California authorities on Tuesday ordered Cruise, a subsidiary of General Motors, to stop its driverless taxi service in San Francisco after a series of traffic accidents.
The decision by the equivalent of the US state’s Detran (DMV) continues three turbulent months for Cruise. In one of the accidents, which occurred this month, a company car dragged a pedestrian 6 meters after a collision.
In early August, despite objections from San Francisco officials, state regulators allowed the company to expand its service in the city. But just over a week later, the DMV ordered Cruise to reduce its fleet in the city by half.
On October 2, a pedestrian was hit by a conventional car and then by a Cruise car, and was trapped under the autonomous vehicle. The car dragged the pedestrian until it managed to stop.
Cruise claimed that its car had “braked aggressively” and blamed the human driver for the incident.
In an initial meeting with Cruise after the crash, the DMV said the company showed footage from the car’s cameras that shows the autonomous vehicle coming to a complete stop after hitting the pedestrian.
DMV officials later discovered through “discussion with another government agency” that the pedestrian had also been dragged, according to a suspension order sent to Cruise.
In a statement, Cruise said it had shown the agency “the full video multiple times.”
The suspension is a major setback for Cruise, which began testing its self-driving cars in San Francisco several years ago and introduced a limited driverless taxi service in the city last year.
In a post on X, formerly Twitter, Cruise said it will pause its driverless operations in San Francisco and is working on improvements to the car’s technology.
The company can still test its self-driving cars in California, but they must have safety drivers who can take over in an emergency.
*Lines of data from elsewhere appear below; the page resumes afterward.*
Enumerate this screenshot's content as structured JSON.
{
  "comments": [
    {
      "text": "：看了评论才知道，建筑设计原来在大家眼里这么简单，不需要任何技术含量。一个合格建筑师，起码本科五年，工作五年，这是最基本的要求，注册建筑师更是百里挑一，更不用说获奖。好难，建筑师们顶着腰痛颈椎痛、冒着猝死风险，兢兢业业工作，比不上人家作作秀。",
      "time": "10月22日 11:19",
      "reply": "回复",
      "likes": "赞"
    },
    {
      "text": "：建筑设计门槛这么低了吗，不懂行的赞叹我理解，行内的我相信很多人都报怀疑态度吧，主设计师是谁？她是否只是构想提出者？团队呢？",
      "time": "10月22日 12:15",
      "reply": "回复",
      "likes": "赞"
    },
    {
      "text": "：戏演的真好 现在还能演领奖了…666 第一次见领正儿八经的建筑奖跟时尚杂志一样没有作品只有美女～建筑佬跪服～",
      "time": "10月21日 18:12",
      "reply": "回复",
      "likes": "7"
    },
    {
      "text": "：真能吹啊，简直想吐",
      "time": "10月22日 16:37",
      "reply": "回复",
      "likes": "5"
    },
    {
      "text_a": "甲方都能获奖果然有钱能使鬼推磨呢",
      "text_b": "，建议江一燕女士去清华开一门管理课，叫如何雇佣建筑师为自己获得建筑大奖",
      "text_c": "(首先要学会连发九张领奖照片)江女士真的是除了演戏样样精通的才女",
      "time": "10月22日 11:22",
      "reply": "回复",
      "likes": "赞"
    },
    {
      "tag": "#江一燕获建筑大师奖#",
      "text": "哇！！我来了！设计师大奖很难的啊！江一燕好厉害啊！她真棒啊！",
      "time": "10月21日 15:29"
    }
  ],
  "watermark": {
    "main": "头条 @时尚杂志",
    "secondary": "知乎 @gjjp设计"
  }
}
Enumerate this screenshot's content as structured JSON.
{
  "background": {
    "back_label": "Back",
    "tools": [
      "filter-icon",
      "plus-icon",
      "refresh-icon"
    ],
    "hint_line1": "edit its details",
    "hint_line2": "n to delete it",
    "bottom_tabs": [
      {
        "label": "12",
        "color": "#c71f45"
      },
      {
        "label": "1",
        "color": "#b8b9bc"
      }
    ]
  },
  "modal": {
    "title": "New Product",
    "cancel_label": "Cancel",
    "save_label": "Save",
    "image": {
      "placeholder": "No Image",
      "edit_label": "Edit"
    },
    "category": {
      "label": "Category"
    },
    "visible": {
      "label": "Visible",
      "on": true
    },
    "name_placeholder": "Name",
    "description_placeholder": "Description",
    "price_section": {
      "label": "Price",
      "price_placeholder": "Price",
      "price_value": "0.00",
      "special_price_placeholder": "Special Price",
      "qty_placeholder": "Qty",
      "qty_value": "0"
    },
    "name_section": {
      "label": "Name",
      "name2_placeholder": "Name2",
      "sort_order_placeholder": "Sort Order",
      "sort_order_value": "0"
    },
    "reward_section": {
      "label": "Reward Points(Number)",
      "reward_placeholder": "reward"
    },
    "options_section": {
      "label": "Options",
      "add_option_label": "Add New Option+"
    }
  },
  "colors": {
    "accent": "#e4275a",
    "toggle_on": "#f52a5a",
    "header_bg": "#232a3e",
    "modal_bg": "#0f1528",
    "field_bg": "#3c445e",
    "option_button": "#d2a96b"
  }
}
Cruise’s cars have drawn considerable criticism from local safety officials, who complained that they were becoming a nuisance, hindering firefighting and other emergency situations.
These complaints have become more intense in recent months as Cruise vehicles have been involved in several high-profile incidents.